New Study Finds Gene that may be Linked to SAD

Seasonal Affective Disorder (SAD) is a disorder in which those suffering feel their mood begin to dampen during certain months of the year, usually the winter months. Those who suffer from the disorder do not simply feel sad when its cold out, the disorder is actually a form of depression that is brought on by the changing weather and daylight hours.

A team of researchers at the University of California, San Francisco may have found a gene that can be linked to SAD, something that has not been discovered before. The gene may also link disrupted sleep patterns, another ailment those suffering from SAD commonly have. The gene currently being studied is called PERIOD3 (PER3) and in order to test it, a mutated form was injected into mice who were then exposed to alternating light conditions. When their “days” were of a normal length, they behaved normally and when their “days” were shorter, they developed depression-like symptoms (“days” were controlled by the lighting in their environment).

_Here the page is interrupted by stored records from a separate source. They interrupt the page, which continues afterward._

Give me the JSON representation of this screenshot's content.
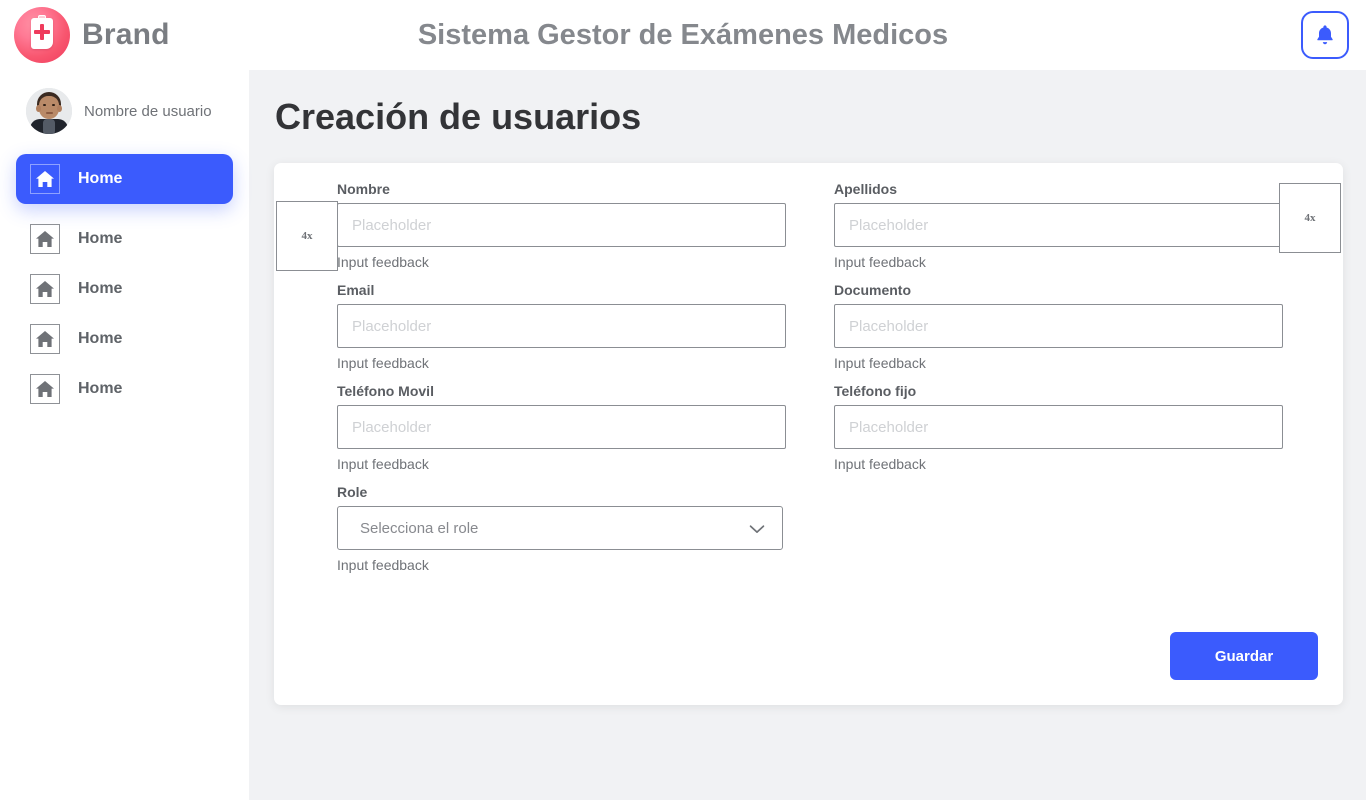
{
  "header": {
    "brand_label": "Brand",
    "app_title": "Sistema Gestor de Exámenes Medicos",
    "notification_icon": "bell-icon",
    "logo_icon": "medical-clipboard-logo"
  },
  "sidebar": {
    "user_name": "Nombre de usuario",
    "avatar_icon": "user-avatar-photo",
    "items": [
      {
        "label": "Home",
        "icon": "home-icon",
        "active": true
      },
      {
        "label": "Home",
        "icon": "home-icon",
        "active": false
      },
      {
        "label": "Home",
        "icon": "home-icon",
        "active": false
      },
      {
        "label": "Home",
        "icon": "home-icon",
        "active": false
      },
      {
        "label": "Home",
        "icon": "home-icon",
        "active": false
      }
    ]
  },
  "main": {
    "page_title": "Creación de usuarios",
    "fields": {
      "nombre": {
        "label": "Nombre",
        "value": "",
        "placeholder": "Placeholder",
        "feedback": "Input feedback"
      },
      "apellidos": {
        "label": "Apellidos",
        "value": "",
        "placeholder": "Placeholder",
        "feedback": "Input feedback"
      },
      "email": {
        "label": "Email",
        "value": "",
        "placeholder": "Placeholder",
        "feedback": "Input feedback"
      },
      "documento": {
        "label": "Documento",
        "value": "",
        "placeholder": "Placeholder",
        "feedback": "Input feedback"
      },
      "telefono_movil": {
        "label": "Teléfono Movil",
        "value": "",
        "placeholder": "Placeholder",
        "feedback": "Input feedback"
      },
      "telefono_fijo": {
        "label": "Teléfono fijo",
        "value": "",
        "placeholder": "Placeholder",
        "feedback": "Input feedback"
      },
      "role": {
        "label": "Role",
        "selected": "Selecciona el role",
        "feedback": "Input feedback",
        "chevron_icon": "chevron-down-icon"
      }
    },
    "save_label": "Guardar"
  },
  "annotations": {
    "left_box_label": "4x",
    "right_box_label": "4x"
  },
  "colors": {
    "accent_blue": "#3b5bfd",
    "page_bg": "#f1f2f4",
    "card_bg": "#ffffff",
    "label_gray": "#5a5d62",
    "placeholder_gray": "#cfd1d4",
    "brand_pink": "#ef3b5c"
  }
}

This is significant due to the fact that studies have found mood may be affected by light but this is the first bit of genetic material to back that up.

Personally I view this as a win for those who suffer from SAD because I feel that it is often overlooked. I have a family member who was diagnosed with the disorder and actually undergoes light therapy during the winter because of this. While in most cases the disorder leads to minor forms of depression, it can also be very serious. Discovering a gene that may genetically prove the disorder exists in my opinion has the power to influence those who suffer from it to get help and those who brush it off to take it more seriously.


  1. Is PER3 also currently linked to forms of depression, or do they think that this is a gene connected only to SAD? I am interested to see where these studies lead due to the variety of problems that lead to what we typically think of as depression, and how they relate to SAD in particular.

  2. Before reading this post, I never even knew there was an actual disorder for people who get depressed when the seasons change. I wonder if the gene PER3 plays a role in people who are clinically depressed. Also, if it is involved in the development of depression, could scientists figure out a way prevent depression from occurring in the first place?